Functional Mactromolecular Chemistry
Using glycotechnology to explore new fields in polymer chemistry
Polymer materials such as plastics, synthetic fibers and rubbers play an increasingly important role in our everyday lives. The field of polymer chemistry is broadly divided into polymer materials and polymer synthesis. Our aim at the Shoda Laboratory is to link polymer properties to polymer chemistry to enable control of higher-order structures in the polymerization domain and develop new fields in polymer chemistry.
Research of this type has never been undertaken before and requires a completely new set of research tools. In light of current concerns about environmental issues, we are striving to pioneer new fields through the development of environmentally-sensitive research tools. Our work in developing new techniques for identifying glycopolymers using biocatalysts and the elongation of substances such as cellulose, chitin and xylan in the laboratory, together with our numerous publications on new methods of crystallization, has attracted interest from researchers around the world.
In glycotechnology, a key field within the discipline of polymer chemistry, we are working on manufacturing themes such as the development of sugar chips for use in the analysis, diagnosis and treatment of sugar chain illnesses. We are also developing basic technologies involving enzymes, the key synthesis tool in sugar chemistry research, to study the complex functionality of living organisms from an engineering perspective and develop useful and valuable technologies designed to benefit humankind and enhance health and safety in the broadest sense.
The Shoda Laboratory is predicated on research through experimentation and testing. Because this is unknown territory, there are no quick answers. But we know that constant experimentation yields discoveries, which in turn generate new information and knowledge. Come and sense the excitement of discovery.
Main Research Themes
- New polymerization reactions
- New polymer reactions
- Environmentally-friendly glycoside technologies
- Identification and modification of organic enzyme catalysts
- Synthesis and functional evaluation of new glyco materials
Professor of Biomolecular Engineering at the Graduate School of Engineering

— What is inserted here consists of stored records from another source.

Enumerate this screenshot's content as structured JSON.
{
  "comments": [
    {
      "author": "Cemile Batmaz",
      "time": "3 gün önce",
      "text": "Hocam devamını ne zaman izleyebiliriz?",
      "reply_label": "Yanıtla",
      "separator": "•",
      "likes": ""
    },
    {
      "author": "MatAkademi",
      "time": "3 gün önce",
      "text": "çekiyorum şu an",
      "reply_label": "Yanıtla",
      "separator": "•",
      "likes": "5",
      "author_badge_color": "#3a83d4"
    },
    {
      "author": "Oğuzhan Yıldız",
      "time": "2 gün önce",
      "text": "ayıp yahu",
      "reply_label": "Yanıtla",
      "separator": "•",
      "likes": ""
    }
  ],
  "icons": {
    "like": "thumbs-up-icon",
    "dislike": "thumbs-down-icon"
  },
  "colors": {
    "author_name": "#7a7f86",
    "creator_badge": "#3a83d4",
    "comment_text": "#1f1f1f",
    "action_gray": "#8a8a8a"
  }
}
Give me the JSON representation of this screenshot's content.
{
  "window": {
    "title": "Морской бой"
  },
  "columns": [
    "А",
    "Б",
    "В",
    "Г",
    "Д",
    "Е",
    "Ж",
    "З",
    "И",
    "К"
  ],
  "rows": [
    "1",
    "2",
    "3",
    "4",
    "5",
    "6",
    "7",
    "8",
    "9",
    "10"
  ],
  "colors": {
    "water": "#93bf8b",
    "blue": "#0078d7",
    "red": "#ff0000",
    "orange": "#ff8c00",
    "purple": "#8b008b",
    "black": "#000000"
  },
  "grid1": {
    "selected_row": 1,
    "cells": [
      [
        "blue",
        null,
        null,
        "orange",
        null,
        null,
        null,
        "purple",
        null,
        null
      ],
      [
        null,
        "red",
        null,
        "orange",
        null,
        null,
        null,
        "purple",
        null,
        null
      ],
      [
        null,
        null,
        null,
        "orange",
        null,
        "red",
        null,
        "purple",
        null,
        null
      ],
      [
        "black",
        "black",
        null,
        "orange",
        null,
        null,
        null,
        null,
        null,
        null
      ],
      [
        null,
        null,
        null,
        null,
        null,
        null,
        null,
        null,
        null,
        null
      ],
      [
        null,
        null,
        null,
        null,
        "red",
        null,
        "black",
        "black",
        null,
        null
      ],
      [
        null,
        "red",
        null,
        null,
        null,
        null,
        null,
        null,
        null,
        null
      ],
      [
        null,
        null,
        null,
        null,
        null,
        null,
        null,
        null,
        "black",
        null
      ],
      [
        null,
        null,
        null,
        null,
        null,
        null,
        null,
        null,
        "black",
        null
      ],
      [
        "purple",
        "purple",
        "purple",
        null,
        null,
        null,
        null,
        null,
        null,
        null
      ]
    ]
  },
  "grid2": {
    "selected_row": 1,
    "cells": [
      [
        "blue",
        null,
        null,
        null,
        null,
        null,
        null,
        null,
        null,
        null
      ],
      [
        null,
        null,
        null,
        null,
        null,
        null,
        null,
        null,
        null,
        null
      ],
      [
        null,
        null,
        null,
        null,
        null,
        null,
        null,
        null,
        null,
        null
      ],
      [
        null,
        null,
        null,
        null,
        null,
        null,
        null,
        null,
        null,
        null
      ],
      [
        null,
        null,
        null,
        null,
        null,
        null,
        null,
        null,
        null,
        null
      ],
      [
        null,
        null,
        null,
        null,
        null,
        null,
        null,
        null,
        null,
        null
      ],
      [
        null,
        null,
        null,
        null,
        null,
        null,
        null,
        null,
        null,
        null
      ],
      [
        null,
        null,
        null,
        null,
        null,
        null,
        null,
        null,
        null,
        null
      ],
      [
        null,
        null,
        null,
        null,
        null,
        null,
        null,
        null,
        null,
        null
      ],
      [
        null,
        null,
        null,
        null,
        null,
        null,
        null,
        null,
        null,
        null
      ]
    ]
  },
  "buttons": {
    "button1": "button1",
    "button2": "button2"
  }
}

Doctor of Science
Graduated from Tokyo Gakugei University Senior High School in 1972. Completed a doctorate at the Graduate School of Science, University of Tokyo in 1981. Appointed assistant professor at the Faculty of Engineering, Tohoku University in 1991. Assumed current position in 1999. "I've always been interested in chemistry. At junior high school I joined the science club, and would do such things as developing photographs in silver solution for school assignments." The Shoda Laboratory has four slogans: Originality; Constant Experimentation Generates Fresh New Understandings; Powers of Observation and Innovation; and Enthusiasm is the Key!